What to do -> With the pictures left out, repeat every entry that follows exactly.

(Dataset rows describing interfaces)

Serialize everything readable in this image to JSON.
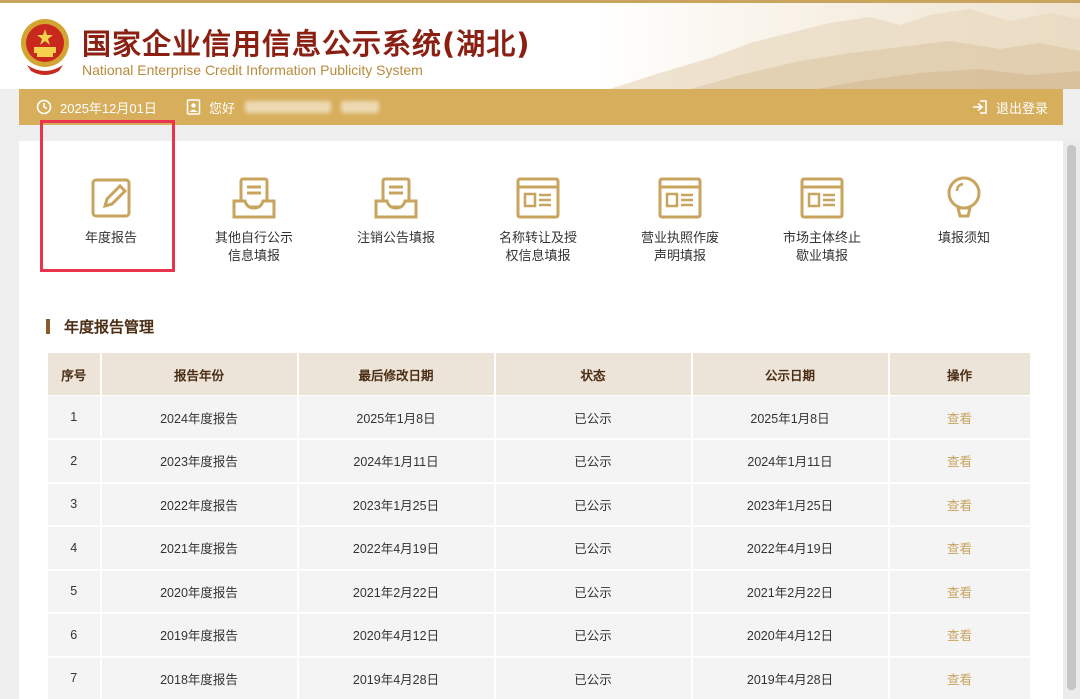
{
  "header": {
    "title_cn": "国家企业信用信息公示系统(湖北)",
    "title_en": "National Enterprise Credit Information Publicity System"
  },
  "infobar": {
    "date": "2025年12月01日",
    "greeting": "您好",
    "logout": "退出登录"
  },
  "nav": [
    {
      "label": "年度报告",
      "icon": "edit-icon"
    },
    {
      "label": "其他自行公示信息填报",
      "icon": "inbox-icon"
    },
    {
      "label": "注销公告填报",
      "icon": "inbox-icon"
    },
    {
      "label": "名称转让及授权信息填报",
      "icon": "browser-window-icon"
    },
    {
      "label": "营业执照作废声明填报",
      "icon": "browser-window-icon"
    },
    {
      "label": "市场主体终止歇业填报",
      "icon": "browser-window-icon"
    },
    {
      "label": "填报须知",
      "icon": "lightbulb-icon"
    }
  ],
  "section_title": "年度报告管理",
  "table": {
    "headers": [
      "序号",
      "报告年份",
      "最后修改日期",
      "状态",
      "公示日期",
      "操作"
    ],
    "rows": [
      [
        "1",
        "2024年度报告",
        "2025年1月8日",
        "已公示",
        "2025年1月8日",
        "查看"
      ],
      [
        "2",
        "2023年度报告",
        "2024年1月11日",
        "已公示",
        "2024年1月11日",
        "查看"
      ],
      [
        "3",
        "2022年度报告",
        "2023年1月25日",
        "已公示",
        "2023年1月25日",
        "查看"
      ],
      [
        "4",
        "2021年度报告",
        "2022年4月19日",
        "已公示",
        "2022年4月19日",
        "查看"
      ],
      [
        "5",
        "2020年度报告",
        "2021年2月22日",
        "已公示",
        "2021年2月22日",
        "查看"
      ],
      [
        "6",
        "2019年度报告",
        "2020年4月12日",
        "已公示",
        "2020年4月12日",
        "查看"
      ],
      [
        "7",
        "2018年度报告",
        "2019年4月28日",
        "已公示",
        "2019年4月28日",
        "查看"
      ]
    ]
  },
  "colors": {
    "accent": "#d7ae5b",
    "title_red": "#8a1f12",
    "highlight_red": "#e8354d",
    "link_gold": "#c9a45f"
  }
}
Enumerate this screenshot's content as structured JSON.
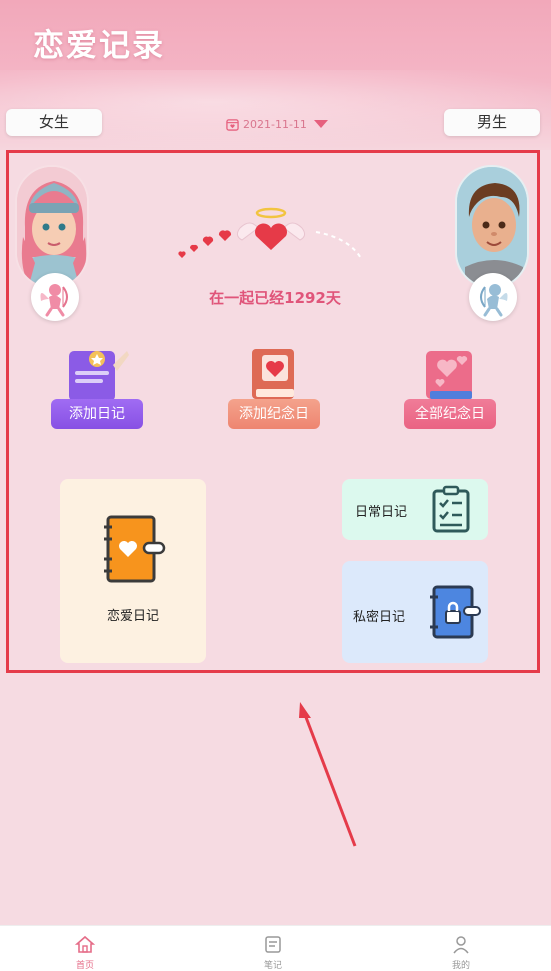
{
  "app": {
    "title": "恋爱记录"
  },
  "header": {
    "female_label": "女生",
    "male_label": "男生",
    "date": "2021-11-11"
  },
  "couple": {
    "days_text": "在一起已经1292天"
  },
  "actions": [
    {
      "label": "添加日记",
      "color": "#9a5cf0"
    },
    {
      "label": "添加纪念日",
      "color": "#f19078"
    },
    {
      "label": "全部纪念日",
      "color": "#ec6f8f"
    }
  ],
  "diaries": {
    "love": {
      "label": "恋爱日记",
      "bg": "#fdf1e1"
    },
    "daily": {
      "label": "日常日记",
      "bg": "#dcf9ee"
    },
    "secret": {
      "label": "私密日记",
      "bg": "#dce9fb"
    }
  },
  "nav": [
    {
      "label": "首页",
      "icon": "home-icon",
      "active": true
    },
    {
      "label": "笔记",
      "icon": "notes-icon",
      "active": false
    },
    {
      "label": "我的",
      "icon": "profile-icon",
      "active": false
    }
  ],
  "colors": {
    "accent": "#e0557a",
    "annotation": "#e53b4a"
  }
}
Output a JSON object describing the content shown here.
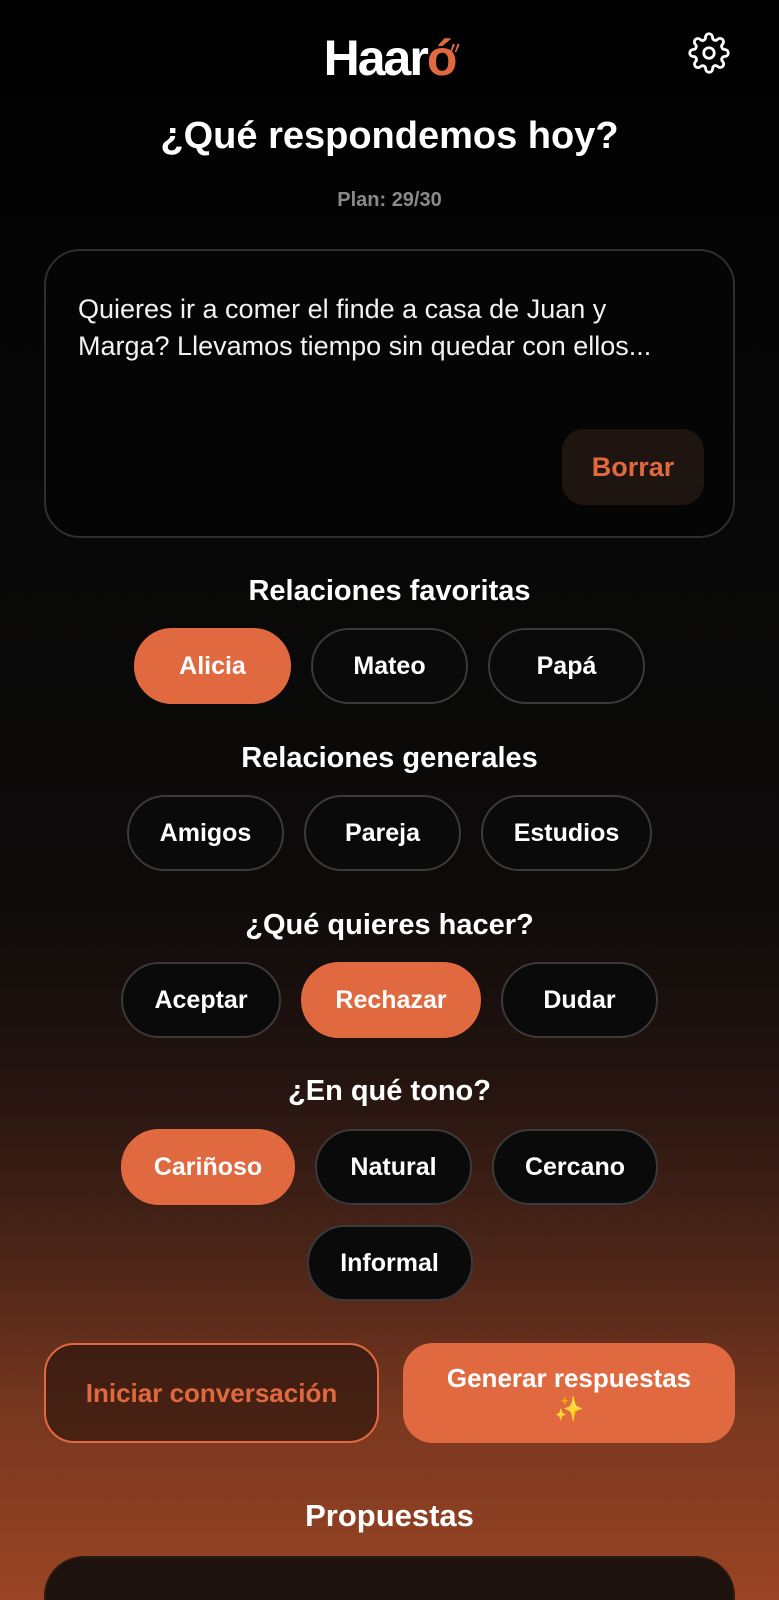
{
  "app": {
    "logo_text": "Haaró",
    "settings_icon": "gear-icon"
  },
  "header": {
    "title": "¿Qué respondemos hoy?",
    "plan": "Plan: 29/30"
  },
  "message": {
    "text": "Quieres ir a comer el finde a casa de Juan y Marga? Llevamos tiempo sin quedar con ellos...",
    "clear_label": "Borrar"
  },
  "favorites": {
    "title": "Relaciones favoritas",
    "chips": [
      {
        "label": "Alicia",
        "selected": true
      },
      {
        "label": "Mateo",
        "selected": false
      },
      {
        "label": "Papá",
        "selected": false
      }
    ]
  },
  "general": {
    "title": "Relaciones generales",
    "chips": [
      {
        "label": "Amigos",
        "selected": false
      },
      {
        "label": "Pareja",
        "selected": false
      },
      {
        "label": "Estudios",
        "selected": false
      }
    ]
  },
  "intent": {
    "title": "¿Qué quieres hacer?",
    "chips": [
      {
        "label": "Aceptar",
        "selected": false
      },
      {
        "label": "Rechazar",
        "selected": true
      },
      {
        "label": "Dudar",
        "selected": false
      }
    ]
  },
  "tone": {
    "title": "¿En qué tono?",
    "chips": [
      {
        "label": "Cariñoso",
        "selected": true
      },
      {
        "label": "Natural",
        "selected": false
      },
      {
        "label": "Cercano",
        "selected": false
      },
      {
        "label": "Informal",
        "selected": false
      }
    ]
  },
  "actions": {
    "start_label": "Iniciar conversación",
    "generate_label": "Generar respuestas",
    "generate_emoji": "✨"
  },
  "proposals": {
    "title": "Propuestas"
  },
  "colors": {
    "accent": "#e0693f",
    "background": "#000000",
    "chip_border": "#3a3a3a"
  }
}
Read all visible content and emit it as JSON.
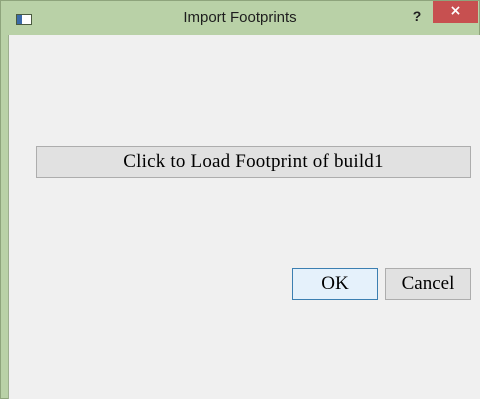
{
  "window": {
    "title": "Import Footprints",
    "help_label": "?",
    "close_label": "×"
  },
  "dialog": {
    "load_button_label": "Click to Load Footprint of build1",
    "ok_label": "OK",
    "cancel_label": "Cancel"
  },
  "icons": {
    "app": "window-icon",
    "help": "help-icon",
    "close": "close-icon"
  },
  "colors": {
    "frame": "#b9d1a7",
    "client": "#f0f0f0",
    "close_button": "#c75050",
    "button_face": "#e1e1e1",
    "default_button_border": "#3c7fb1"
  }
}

Result of the task ->
Serialize everything readable in this image to JSON.
{
  "header": {
    "title_cn": "国家企业信用信息公示系统(湖北)",
    "title_en": "National Enterprise Credit Information Publicity System"
  },
  "infobar": {
    "date": "2025年12月01日",
    "greeting": "您好",
    "logout": "退出登录"
  },
  "nav": [
    {
      "label": "年度报告",
      "icon": "edit-icon"
    },
    {
      "label": "其他自行公示信息填报",
      "icon": "inbox-icon"
    },
    {
      "label": "注销公告填报",
      "icon": "inbox-icon"
    },
    {
      "label": "名称转让及授权信息填报",
      "icon": "browser-window-icon"
    },
    {
      "label": "营业执照作废声明填报",
      "icon": "browser-window-icon"
    },
    {
      "label": "市场主体终止歇业填报",
      "icon": "browser-window-icon"
    },
    {
      "label": "填报须知",
      "icon": "lightbulb-icon"
    }
  ],
  "section_title": "年度报告管理",
  "table": {
    "headers": [
      "序号",
      "报告年份",
      "最后修改日期",
      "状态",
      "公示日期",
      "操作"
    ],
    "rows": [
      [
        "1",
        "2024年度报告",
        "2025年1月8日",
        "已公示",
        "2025年1月8日",
        "查看"
      ],
      [
        "2",
        "2023年度报告",
        "2024年1月11日",
        "已公示",
        "2024年1月11日",
        "查看"
      ],
      [
        "3",
        "2022年度报告",
        "2023年1月25日",
        "已公示",
        "2023年1月25日",
        "查看"
      ],
      [
        "4",
        "2021年度报告",
        "2022年4月19日",
        "已公示",
        "2022年4月19日",
        "查看"
      ],
      [
        "5",
        "2020年度报告",
        "2021年2月22日",
        "已公示",
        "2021年2月22日",
        "查看"
      ],
      [
        "6",
        "2019年度报告",
        "2020年4月12日",
        "已公示",
        "2020年4月12日",
        "查看"
      ],
      [
        "7",
        "2018年度报告",
        "2019年4月28日",
        "已公示",
        "2019年4月28日",
        "查看"
      ]
    ]
  },
  "colors": {
    "accent": "#d7ae5b",
    "title_red": "#8a1f12",
    "highlight_red": "#e8354d",
    "link_gold": "#c9a45f"
  }
}
Enumerate this screenshot's content as structured JSON.
{
  "app": {
    "title": "恋爱记录"
  },
  "header": {
    "female_label": "女生",
    "male_label": "男生",
    "date": "2021-11-11"
  },
  "couple": {
    "days_text": "在一起已经1292天"
  },
  "actions": [
    {
      "label": "添加日记",
      "color": "#9a5cf0"
    },
    {
      "label": "添加纪念日",
      "color": "#f19078"
    },
    {
      "label": "全部纪念日",
      "color": "#ec6f8f"
    }
  ],
  "diaries": {
    "love": {
      "label": "恋爱日记",
      "bg": "#fdf1e1"
    },
    "daily": {
      "label": "日常日记",
      "bg": "#dcf9ee"
    },
    "secret": {
      "label": "私密日记",
      "bg": "#dce9fb"
    }
  },
  "nav": [
    {
      "label": "首页",
      "icon": "home-icon",
      "active": true
    },
    {
      "label": "笔记",
      "icon": "notes-icon",
      "active": false
    },
    {
      "label": "我的",
      "icon": "profile-icon",
      "active": false
    }
  ],
  "colors": {
    "accent": "#e0557a",
    "annotation": "#e53b4a"
  }
}
Output a JSON object describing the content shown here.
{
  "app": {
    "logo_text": "Haaró",
    "settings_icon": "gear-icon"
  },
  "header": {
    "title": "¿Qué respondemos hoy?",
    "plan": "Plan: 29/30"
  },
  "message": {
    "text": "Quieres ir a comer el finde a casa de Juan y Marga? Llevamos tiempo sin quedar con ellos...",
    "clear_label": "Borrar"
  },
  "favorites": {
    "title": "Relaciones favoritas",
    "chips": [
      {
        "label": "Alicia",
        "selected": true
      },
      {
        "label": "Mateo",
        "selected": false
      },
      {
        "label": "Papá",
        "selected": false
      }
    ]
  },
  "general": {
    "title": "Relaciones generales",
    "chips": [
      {
        "label": "Amigos",
        "selected": false
      },
      {
        "label": "Pareja",
        "selected": false
      },
      {
        "label": "Estudios",
        "selected": false
      }
    ]
  },
  "intent": {
    "title": "¿Qué quieres hacer?",
    "chips": [
      {
        "label": "Aceptar",
        "selected": false
      },
      {
        "label": "Rechazar",
        "selected": true
      },
      {
        "label": "Dudar",
        "selected": false
      }
    ]
  },
  "tone": {
    "title": "¿En qué tono?",
    "chips": [
      {
        "label": "Cariñoso",
        "selected": true
      },
      {
        "label": "Natural",
        "selected": false
      },
      {
        "label": "Cercano",
        "selected": false
      },
      {
        "label": "Informal",
        "selected": false
      }
    ]
  },
  "actions": {
    "start_label": "Iniciar conversación",
    "generate_label": "Generar respuestas",
    "generate_emoji": "✨"
  },
  "proposals": {
    "title": "Propuestas"
  },
  "colors": {
    "accent": "#e0693f",
    "background": "#000000",
    "chip_border": "#3a3a3a"
  }
}
Read all visible content and emit it as JSON.
{
  "window": {
    "title": "Import Footprints",
    "help_label": "?",
    "close_label": "×"
  },
  "dialog": {
    "load_button_label": "Click to Load Footprint of build1",
    "ok_label": "OK",
    "cancel_label": "Cancel"
  },
  "icons": {
    "app": "window-icon",
    "help": "help-icon",
    "close": "close-icon"
  },
  "colors": {
    "frame": "#b9d1a7",
    "client": "#f0f0f0",
    "close_button": "#c75050",
    "button_face": "#e1e1e1",
    "default_button_border": "#3c7fb1"
  }
}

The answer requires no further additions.